It is unclear exactly which festival Alma-Tadema meant to depict, but the many references from ancient Rome all indicate a springtime celebration of fertility and abundance, perhaps most resembling Floralia, honoring Flora, goddess of flowers. British May Day traditions were also rooted in the Floralia festival and were revived during the 1800s to celebrate spring and nature in the face of rapid industrialization. On May 1, children decked themselves and their village with flowers, danced, and crowned a May Queen. Such celebrations and this painting’s imagery connected contemporary British society to ancient Rome, an empire and aesthetic that the British empire saw as its predecessor and aspired to… Discover more in Getty Center.
The Artist: Sir Lawrence Alma-Tadema (1836 – 1912) was a Dutch painter of special British denizenship. Born in Dronrijp, the Netherlands. He trained at the Royal Academy of Antwerp, Belgium. He settled in England in 1870 and spent the rest of his life there. A classical-subject painter, he became famous for his depictions of the luxury and decadence of the Roman Empire, with languorous figures set in fabulous marbled interiors or against a backdrop of dazzling blue Mediterranean Sea and sky.
Though admired during his lifetime for his draftsmanship and depictions of Classical antiquity.
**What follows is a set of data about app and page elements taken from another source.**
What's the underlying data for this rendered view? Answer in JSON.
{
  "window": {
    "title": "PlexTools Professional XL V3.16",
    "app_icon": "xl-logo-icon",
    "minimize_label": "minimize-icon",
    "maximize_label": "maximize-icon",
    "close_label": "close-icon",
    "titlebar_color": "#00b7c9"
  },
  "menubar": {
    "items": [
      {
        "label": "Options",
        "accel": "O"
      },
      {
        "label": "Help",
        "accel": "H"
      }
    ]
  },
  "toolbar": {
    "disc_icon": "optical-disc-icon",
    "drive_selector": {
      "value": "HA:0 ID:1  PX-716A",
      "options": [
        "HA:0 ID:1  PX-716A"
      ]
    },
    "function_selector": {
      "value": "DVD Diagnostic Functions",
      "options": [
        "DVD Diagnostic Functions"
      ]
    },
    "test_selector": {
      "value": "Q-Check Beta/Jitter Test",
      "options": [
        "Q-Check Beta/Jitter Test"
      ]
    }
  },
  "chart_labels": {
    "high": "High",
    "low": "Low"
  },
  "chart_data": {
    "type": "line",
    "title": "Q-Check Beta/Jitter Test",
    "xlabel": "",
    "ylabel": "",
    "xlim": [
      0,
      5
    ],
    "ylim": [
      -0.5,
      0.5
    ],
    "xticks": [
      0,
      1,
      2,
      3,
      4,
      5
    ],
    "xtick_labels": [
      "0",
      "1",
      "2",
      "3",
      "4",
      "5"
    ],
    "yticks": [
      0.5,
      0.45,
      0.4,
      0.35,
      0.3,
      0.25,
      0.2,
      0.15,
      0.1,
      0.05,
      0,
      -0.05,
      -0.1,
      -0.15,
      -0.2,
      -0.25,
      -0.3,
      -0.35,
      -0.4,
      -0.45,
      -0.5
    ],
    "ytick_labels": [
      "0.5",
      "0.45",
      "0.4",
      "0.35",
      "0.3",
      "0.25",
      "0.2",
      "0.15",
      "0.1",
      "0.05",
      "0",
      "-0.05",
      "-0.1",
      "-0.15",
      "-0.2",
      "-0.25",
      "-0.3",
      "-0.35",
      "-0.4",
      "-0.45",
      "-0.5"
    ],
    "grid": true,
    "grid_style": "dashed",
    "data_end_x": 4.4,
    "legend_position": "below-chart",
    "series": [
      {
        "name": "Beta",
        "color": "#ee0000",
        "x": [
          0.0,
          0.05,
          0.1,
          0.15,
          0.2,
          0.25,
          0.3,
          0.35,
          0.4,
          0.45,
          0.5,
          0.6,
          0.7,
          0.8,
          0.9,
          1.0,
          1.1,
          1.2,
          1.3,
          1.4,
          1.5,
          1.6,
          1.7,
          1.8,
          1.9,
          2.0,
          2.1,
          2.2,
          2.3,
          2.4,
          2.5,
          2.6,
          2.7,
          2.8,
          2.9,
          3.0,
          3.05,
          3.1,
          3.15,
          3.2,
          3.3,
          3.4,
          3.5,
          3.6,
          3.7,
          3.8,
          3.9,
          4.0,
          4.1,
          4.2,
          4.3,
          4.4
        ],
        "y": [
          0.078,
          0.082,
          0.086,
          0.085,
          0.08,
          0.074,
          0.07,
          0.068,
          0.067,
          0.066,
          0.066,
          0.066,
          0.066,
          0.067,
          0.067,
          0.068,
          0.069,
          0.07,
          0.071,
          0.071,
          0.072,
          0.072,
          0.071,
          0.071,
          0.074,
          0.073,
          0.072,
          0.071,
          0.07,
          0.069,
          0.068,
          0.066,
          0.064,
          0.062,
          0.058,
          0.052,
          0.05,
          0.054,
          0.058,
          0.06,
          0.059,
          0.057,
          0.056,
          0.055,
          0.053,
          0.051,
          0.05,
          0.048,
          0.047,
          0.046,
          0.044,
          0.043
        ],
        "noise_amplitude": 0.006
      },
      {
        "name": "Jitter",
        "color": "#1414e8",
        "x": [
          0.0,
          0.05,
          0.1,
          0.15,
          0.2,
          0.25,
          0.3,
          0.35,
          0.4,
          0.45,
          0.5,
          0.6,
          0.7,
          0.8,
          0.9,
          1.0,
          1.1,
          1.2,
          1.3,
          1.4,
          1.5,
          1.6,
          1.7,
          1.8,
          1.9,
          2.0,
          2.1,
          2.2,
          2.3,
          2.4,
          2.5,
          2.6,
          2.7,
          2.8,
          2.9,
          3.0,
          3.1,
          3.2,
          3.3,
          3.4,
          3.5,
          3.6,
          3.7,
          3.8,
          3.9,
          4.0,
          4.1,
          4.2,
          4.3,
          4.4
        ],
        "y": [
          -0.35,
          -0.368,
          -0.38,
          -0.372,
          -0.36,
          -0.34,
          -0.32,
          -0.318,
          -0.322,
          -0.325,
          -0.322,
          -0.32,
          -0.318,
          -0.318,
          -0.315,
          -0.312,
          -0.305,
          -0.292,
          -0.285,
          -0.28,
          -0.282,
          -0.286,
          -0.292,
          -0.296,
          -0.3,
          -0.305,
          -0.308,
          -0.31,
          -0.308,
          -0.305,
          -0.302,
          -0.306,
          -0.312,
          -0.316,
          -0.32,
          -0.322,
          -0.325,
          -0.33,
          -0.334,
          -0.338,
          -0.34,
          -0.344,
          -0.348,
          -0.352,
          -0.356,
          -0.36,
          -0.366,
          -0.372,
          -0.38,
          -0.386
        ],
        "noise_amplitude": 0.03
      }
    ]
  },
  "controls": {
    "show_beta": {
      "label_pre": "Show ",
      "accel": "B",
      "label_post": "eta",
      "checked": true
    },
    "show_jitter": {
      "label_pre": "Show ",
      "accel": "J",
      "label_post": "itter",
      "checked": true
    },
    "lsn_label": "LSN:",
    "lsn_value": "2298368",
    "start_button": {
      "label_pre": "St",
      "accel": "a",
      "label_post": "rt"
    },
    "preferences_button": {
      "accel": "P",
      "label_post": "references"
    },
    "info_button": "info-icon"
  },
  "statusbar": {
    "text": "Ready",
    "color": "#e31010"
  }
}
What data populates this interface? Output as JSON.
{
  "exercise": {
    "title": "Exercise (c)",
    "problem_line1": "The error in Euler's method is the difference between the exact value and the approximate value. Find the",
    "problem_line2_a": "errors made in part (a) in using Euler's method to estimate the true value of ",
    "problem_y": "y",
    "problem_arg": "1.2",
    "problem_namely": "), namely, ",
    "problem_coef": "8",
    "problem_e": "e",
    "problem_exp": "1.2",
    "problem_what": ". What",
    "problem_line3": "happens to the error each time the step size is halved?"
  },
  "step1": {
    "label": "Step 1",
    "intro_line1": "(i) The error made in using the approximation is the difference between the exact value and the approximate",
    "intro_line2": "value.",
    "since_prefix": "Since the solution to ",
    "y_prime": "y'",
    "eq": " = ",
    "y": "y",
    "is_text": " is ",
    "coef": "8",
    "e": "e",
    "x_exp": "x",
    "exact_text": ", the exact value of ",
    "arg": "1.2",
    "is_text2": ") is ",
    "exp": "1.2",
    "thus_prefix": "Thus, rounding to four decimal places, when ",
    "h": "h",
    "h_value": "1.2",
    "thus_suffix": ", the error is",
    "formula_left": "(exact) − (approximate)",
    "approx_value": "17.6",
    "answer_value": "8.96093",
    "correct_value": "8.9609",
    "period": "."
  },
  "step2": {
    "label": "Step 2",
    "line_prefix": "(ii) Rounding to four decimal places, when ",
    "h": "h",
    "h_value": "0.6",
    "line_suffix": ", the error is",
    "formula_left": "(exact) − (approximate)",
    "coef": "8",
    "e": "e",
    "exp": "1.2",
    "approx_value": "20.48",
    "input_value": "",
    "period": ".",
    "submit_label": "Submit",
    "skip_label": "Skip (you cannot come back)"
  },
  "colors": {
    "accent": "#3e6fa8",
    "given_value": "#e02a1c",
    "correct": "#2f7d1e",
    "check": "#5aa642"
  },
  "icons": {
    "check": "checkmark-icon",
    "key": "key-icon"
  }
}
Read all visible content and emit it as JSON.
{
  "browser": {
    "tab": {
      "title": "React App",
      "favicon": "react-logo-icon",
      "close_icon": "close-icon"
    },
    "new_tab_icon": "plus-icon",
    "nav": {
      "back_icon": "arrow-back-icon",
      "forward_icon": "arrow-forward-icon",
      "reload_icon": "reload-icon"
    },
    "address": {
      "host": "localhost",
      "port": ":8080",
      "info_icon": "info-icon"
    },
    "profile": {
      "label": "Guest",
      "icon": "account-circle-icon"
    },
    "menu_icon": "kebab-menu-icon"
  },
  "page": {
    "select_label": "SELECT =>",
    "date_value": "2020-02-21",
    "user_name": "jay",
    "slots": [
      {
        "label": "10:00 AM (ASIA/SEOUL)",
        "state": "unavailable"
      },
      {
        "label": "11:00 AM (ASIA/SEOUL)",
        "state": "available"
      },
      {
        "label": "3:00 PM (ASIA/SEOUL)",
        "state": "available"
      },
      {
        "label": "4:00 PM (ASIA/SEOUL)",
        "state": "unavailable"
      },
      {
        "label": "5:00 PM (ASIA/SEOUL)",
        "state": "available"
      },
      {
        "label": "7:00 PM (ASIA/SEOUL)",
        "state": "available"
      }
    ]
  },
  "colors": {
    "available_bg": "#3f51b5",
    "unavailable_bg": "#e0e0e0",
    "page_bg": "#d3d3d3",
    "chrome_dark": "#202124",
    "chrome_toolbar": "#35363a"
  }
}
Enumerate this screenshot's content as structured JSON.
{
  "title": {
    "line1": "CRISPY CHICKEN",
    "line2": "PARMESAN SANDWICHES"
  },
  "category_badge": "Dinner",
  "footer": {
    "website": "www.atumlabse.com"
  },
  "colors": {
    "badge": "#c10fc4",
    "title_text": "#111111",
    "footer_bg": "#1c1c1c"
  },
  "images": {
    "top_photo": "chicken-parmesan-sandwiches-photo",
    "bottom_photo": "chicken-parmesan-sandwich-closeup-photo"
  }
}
His works fell into disrepute after his death, and only since the 1960s has it been re-evaluated for its importance within nineteenth-century British art… Read more